The first Bhutanese town on the road into Bhutan, it lies just a short drive through a gate away from Jaigaon but the difference between Jaigaon and Phuentsholing cannot be described but it is to be experienced. Jaigaon is like any crowded small town in India, buzzing with activity, billboards, blaring film music, and bustling colourful shops bursting with the newest things in the market, but Phuentsholing is like stepping into throwback to another time. It is quiet, orderly, and almost ridiculously spartan where the prized goods in the market are the inexpensive garish out of fashion products from India. People are dressed traditionally and the town is 'crowded and bustling' by standards of other towns in Bhutan which are delightfully quiet.
The largest city in Bhutan and the utterly gorgeous capital of the country. Home to the palace where the royal family resides, Thimpu is situated in a valley with many sparkling streams and rivers. The architecture of the city is traditional but with a modern twist, a case in point being the Taj Tashi hotel where I stayed which was a lovely five star hotel with every modern amenity but every room was appointed in traditional Bhutanese artwork and design, as was the facade of the building. In fact the hotel's coffee shop/restaurant was heated by a bukhari, the traditional heating system of the hills which lent the space that much needed uniqueness. It is common to see Mercedes SUVs calmly proceeding down meandering roads lined with well maintained homes and cherry blossom trees as much at home as the more humble cyclists.
When you drive from Thimpu to Wangdue Phodrang you have to cross the Dochu La pass. It's really the highest point on the journey and from the pass you can see all of the Bhutan Himalayas and then some. Lots of snow covered peaks, bracing cold winds and 108 beautiful chortens built in the memory of the soldiers who died flushing out Assamese separatist and terrorists in southern Bhutan.
The district of Wangdue Phodrang is in a pretty hot and dry valley. The temperatures were soaring in the vicinity of 35 degrees but nights were cool. I stayed at the Punatsangchhu Cottages, a really wonderful inn on the outskirts of Wandue, on the river side. The rooms are big and airy, with balconies overlooking the river, there are lovely jacaranda bushes growing all over with wonderful lavender coloured flowers.
In this leg of the trip I visited the Punakha dzong which is one of the most well-preserved and stunning dzongs in Bhutan.
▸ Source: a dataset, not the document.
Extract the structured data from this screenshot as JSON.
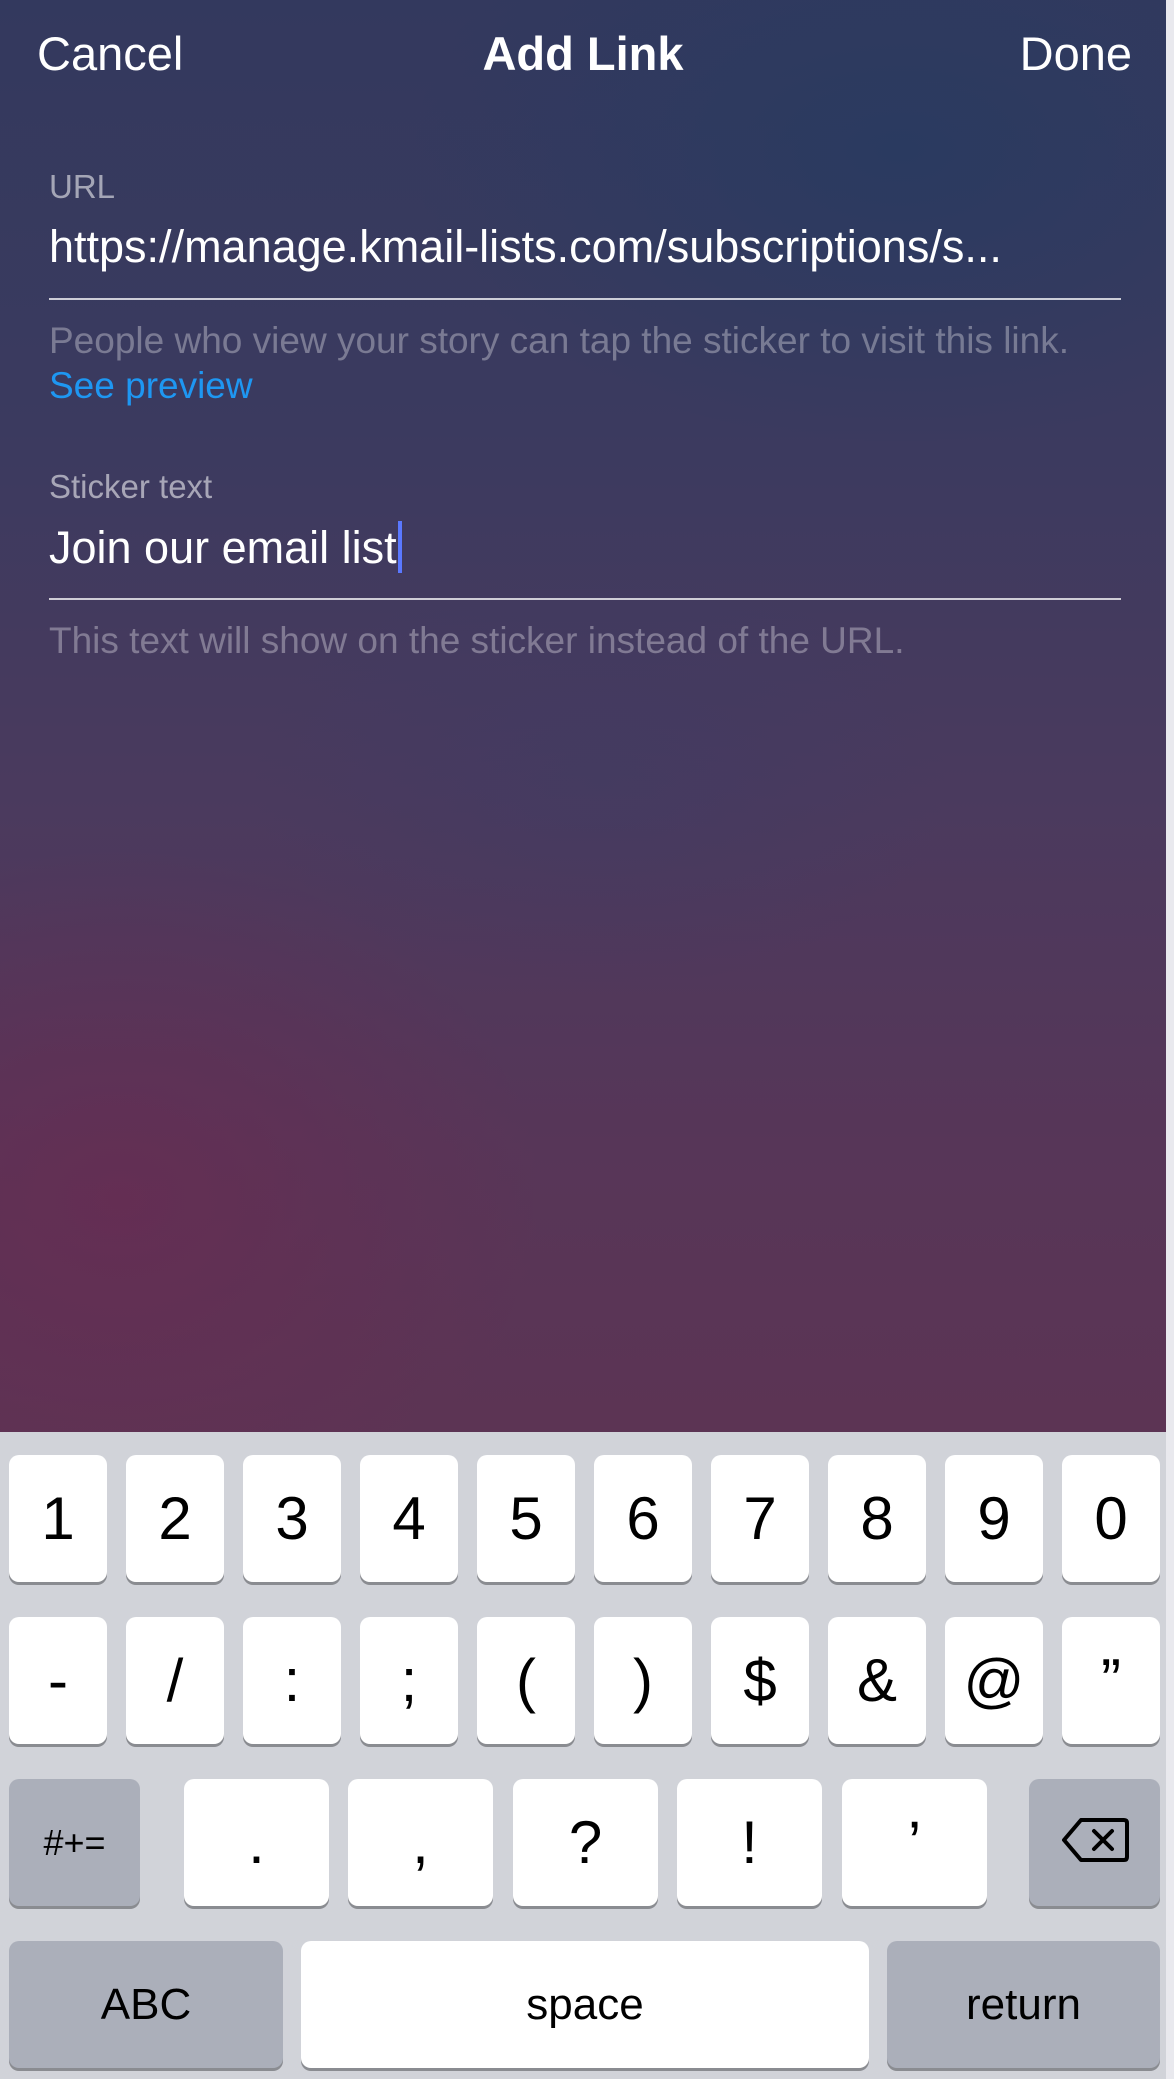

On the last leg of our journey, we drove to the Paro Valley from Wandue. We visited the sacred spot of Chimi Lakhang and then drove around the valley taking in the sights. Since we didnt have much time there we concluded our Paro day trip with lunch at the excellent Zhiwa Ling hotel.